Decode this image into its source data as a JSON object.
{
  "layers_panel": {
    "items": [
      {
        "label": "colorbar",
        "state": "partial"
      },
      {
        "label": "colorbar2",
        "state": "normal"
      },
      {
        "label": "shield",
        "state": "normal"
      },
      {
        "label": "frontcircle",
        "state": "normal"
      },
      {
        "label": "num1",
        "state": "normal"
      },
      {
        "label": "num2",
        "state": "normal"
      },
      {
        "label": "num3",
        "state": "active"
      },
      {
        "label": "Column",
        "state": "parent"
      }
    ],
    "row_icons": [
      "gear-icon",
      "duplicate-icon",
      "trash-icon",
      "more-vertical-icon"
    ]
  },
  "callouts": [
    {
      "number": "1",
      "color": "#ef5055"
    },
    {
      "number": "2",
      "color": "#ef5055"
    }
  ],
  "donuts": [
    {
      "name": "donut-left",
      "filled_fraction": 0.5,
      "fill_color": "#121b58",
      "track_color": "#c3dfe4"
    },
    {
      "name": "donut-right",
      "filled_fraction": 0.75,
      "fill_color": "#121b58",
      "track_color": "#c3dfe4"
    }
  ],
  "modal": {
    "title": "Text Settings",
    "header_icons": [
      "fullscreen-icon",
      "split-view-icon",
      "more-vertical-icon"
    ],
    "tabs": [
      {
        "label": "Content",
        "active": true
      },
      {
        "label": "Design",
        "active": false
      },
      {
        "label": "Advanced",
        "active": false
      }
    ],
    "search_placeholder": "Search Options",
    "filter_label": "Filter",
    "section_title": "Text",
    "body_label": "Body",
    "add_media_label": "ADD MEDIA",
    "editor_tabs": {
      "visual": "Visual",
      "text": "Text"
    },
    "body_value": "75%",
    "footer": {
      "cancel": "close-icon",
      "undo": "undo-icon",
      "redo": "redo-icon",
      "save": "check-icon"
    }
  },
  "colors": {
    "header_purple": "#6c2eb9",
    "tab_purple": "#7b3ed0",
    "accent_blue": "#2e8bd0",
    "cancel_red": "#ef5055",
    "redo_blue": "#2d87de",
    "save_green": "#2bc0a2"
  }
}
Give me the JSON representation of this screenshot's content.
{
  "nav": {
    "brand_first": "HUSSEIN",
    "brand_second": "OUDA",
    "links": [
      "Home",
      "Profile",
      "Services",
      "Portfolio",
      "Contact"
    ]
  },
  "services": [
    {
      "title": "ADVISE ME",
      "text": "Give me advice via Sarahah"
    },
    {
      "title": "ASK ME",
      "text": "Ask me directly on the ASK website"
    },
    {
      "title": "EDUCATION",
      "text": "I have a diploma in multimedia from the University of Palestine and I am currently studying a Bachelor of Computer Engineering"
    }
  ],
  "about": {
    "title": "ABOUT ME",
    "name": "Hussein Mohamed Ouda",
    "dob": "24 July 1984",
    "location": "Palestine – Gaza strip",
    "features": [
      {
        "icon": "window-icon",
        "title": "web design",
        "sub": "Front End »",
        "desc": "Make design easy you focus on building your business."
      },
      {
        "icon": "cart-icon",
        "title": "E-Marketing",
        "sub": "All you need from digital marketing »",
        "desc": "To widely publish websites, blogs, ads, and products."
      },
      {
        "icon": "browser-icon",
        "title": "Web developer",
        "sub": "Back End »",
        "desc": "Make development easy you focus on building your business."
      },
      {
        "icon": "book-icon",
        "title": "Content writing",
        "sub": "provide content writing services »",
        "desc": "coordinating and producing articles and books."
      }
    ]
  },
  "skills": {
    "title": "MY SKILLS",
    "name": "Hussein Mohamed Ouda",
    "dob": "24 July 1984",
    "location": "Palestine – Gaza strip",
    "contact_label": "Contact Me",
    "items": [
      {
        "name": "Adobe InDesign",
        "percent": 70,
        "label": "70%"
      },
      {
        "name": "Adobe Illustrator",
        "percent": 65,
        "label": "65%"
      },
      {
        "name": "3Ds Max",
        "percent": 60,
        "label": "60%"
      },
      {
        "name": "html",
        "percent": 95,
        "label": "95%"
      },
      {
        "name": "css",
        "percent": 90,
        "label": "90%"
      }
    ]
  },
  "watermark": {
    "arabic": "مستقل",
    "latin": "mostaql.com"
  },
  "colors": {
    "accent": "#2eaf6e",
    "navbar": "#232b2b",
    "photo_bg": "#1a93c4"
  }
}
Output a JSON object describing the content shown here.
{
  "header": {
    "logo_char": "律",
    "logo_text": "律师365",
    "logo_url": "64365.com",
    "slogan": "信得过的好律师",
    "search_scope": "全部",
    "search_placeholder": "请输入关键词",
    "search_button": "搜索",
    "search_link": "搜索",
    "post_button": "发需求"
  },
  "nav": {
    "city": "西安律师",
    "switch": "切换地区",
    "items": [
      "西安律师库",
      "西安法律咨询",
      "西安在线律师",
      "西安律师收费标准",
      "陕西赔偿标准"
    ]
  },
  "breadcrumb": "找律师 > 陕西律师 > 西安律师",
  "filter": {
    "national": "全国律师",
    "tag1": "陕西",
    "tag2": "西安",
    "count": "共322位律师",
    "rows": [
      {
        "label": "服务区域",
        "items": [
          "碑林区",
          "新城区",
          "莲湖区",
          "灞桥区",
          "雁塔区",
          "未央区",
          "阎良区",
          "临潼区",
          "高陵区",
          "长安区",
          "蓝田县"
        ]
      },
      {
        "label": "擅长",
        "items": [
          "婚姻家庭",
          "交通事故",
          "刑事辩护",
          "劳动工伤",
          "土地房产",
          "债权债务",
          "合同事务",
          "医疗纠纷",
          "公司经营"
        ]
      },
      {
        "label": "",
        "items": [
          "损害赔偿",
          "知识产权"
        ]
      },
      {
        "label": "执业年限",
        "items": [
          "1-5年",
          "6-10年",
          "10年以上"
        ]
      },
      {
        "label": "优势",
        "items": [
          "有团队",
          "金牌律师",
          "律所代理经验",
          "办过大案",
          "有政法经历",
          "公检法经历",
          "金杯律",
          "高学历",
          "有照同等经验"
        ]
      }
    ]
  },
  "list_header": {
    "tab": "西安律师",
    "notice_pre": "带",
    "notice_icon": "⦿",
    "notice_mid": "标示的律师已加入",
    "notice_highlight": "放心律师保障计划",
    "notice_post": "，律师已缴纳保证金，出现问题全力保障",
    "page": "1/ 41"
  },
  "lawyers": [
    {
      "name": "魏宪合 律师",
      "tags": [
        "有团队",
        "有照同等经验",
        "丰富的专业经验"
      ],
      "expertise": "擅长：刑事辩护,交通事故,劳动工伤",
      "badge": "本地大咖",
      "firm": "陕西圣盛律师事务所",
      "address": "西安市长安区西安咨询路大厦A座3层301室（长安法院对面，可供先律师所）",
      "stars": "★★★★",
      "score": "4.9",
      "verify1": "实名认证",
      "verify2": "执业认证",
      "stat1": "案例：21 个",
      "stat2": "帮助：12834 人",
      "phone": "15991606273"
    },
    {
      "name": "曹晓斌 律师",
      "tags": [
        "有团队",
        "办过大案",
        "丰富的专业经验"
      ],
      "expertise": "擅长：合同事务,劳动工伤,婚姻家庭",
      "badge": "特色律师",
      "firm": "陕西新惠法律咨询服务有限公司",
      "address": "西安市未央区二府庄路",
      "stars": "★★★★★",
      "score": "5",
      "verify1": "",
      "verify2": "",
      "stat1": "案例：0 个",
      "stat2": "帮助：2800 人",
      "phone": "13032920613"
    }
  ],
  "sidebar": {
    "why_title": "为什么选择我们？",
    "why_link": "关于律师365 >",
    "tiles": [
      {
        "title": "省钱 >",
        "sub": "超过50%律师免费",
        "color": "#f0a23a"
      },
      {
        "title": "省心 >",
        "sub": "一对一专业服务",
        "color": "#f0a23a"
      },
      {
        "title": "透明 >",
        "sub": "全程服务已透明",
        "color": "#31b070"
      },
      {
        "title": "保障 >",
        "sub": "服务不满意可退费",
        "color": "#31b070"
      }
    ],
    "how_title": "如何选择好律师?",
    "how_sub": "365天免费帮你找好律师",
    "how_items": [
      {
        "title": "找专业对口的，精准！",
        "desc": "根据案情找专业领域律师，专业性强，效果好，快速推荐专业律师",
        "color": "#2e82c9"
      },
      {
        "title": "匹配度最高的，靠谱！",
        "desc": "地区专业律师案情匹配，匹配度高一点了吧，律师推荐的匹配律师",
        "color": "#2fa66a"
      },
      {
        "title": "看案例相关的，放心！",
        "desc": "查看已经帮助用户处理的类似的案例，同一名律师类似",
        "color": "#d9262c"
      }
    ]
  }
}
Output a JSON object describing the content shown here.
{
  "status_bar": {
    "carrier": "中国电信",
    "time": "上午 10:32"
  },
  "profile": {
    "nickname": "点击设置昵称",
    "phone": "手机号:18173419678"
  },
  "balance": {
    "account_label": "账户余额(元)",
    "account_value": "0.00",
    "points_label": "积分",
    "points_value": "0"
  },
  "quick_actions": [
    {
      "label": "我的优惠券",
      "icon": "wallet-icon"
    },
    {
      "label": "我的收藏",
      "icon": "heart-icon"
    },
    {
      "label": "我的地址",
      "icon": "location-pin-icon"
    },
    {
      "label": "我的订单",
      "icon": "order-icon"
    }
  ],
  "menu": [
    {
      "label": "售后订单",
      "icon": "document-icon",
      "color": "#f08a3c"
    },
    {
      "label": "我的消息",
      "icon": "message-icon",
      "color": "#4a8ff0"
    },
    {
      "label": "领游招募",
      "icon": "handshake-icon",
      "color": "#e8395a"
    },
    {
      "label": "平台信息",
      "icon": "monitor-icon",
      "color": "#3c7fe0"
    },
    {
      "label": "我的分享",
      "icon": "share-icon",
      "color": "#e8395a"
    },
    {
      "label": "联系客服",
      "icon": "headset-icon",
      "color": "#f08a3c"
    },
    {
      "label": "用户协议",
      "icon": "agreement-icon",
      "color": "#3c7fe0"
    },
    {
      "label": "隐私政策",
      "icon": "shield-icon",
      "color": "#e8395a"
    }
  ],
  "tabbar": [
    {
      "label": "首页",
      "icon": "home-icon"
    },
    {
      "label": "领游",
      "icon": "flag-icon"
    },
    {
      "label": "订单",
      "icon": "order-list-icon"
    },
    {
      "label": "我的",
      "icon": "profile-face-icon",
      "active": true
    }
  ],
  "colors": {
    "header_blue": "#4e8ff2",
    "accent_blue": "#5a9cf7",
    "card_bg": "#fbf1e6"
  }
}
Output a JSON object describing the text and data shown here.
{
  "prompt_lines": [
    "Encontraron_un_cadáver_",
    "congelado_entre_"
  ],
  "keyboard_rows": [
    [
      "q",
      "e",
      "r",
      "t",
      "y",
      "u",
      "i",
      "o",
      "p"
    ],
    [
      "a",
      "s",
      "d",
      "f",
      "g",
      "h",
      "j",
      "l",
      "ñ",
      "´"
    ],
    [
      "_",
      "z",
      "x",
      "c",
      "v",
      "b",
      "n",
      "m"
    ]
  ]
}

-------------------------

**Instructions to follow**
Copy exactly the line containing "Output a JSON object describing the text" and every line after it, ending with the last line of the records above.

**Response area**
Output a JSON object describing the text and data shown here.
{
  "prompt_lines": [
    "Encontraron_un_cadáver_",
    "congelado_entre_"
  ],
  "keyboard_rows": [
    [
      "q",
      "e",
      "r",
      "t",
      "y",
      "u",
      "i",
      "o",
      "p"
    ],
    [
      "a",
      "s",
      "d",
      "f",
      "g",
      "h",
      "j",
      "l",
      "ñ",
      "´"
    ],
    [
      "_",
      "z",
      "x",
      "c",
      "v",
      "b",
      "n",
      "m"
    ]
  ]
}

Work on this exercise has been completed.